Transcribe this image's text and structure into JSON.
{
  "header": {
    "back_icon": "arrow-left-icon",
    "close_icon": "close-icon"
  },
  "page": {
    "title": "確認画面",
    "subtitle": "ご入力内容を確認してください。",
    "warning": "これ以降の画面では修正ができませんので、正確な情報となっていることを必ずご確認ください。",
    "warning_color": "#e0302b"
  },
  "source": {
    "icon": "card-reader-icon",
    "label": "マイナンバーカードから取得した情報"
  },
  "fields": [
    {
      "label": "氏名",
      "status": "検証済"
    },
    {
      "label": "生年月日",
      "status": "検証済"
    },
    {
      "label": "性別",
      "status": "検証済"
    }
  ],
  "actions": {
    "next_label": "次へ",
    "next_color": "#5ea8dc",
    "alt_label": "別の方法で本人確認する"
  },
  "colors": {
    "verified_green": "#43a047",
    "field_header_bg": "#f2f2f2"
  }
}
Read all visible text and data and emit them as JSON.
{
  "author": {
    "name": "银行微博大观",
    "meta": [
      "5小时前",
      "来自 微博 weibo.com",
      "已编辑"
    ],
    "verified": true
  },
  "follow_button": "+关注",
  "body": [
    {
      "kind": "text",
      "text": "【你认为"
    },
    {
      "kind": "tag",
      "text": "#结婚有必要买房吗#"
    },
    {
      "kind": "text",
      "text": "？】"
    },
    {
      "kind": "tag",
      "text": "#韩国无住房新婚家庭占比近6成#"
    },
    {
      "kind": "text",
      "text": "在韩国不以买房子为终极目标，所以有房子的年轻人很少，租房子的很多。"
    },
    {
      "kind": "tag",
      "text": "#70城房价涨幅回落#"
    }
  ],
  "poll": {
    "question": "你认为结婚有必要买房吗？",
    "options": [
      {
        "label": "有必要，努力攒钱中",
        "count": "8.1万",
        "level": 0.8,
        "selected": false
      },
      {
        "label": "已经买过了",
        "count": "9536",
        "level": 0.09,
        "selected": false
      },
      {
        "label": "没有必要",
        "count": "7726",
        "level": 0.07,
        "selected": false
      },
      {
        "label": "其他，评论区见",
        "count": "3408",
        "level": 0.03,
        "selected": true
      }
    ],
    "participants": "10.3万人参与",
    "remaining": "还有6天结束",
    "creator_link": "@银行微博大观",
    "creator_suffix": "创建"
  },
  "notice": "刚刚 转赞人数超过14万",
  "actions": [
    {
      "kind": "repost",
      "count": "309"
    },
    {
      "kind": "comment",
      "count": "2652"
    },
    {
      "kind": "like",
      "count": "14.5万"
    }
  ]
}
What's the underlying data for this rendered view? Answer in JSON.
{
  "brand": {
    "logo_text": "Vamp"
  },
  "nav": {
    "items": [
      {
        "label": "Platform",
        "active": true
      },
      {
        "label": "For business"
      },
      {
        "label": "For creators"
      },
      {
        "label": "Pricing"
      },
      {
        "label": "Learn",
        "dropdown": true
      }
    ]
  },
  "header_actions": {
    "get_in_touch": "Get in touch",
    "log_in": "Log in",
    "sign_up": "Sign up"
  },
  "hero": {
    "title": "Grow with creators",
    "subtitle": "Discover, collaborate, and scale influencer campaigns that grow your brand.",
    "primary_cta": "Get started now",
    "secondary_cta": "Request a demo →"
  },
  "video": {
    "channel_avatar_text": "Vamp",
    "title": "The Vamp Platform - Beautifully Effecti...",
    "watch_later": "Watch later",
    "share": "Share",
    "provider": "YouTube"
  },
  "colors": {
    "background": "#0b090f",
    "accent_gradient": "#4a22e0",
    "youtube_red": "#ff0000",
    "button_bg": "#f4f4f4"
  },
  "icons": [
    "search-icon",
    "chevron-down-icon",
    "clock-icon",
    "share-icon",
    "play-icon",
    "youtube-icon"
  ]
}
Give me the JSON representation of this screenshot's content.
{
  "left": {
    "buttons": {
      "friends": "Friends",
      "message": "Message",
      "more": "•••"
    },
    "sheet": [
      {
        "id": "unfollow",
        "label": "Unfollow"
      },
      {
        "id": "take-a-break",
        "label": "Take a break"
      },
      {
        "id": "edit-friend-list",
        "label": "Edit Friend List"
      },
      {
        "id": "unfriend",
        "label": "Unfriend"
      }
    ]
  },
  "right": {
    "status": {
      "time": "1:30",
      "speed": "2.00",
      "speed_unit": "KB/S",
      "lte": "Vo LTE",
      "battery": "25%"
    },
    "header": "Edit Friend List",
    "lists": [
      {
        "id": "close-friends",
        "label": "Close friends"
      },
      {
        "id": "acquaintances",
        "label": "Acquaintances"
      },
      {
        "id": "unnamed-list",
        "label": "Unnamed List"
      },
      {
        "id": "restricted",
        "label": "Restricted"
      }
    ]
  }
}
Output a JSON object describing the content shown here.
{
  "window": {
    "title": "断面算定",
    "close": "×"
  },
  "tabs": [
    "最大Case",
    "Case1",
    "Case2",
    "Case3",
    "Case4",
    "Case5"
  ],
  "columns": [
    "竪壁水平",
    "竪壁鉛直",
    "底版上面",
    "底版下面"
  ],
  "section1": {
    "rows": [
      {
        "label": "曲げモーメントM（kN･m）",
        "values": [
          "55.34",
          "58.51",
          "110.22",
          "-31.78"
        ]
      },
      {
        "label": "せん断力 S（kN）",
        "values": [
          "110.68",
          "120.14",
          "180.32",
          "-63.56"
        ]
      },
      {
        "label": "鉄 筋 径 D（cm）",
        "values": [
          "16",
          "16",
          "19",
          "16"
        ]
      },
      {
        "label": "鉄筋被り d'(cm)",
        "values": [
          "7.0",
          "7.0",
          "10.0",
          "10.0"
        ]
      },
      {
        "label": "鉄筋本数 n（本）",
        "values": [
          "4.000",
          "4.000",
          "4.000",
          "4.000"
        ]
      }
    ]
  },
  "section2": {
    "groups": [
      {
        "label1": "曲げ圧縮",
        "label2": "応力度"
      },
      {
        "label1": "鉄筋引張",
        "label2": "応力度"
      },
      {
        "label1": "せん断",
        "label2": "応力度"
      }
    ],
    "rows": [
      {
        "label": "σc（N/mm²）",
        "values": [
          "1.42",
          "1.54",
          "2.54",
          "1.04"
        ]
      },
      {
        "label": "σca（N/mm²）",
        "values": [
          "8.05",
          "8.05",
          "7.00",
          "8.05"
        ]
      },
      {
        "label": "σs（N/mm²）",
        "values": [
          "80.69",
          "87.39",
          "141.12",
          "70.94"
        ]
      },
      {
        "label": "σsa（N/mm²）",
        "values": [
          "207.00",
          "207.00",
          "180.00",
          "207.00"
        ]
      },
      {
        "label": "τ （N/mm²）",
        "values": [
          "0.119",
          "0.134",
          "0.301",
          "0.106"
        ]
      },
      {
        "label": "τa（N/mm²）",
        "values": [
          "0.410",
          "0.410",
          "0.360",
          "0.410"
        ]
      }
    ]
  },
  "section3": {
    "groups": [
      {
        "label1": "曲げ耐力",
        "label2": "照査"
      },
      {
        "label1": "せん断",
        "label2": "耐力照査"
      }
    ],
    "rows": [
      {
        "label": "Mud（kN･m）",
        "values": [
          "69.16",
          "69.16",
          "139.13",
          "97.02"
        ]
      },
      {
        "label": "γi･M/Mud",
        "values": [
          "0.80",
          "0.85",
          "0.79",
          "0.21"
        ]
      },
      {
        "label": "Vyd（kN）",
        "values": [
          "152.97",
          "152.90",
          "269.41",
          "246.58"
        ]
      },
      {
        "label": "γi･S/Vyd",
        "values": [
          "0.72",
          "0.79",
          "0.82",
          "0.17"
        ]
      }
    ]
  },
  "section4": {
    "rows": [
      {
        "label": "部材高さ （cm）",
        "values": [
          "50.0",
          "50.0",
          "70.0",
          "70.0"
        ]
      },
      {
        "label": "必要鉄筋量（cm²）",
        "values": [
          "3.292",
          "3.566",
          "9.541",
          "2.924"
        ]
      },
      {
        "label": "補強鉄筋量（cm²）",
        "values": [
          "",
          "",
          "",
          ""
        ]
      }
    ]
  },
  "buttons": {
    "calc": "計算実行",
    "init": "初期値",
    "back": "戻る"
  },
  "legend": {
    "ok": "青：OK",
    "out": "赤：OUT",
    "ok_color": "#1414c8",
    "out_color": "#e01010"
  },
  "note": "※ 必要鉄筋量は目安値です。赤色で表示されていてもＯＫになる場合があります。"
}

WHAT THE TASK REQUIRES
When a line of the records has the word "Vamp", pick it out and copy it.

RESULT OF THE EXERCISE
    "logo_text": "Vamp"
    "channel_avatar_text": "Vamp",
    "title": "The Vamp Platform - Beautifully Effecti...",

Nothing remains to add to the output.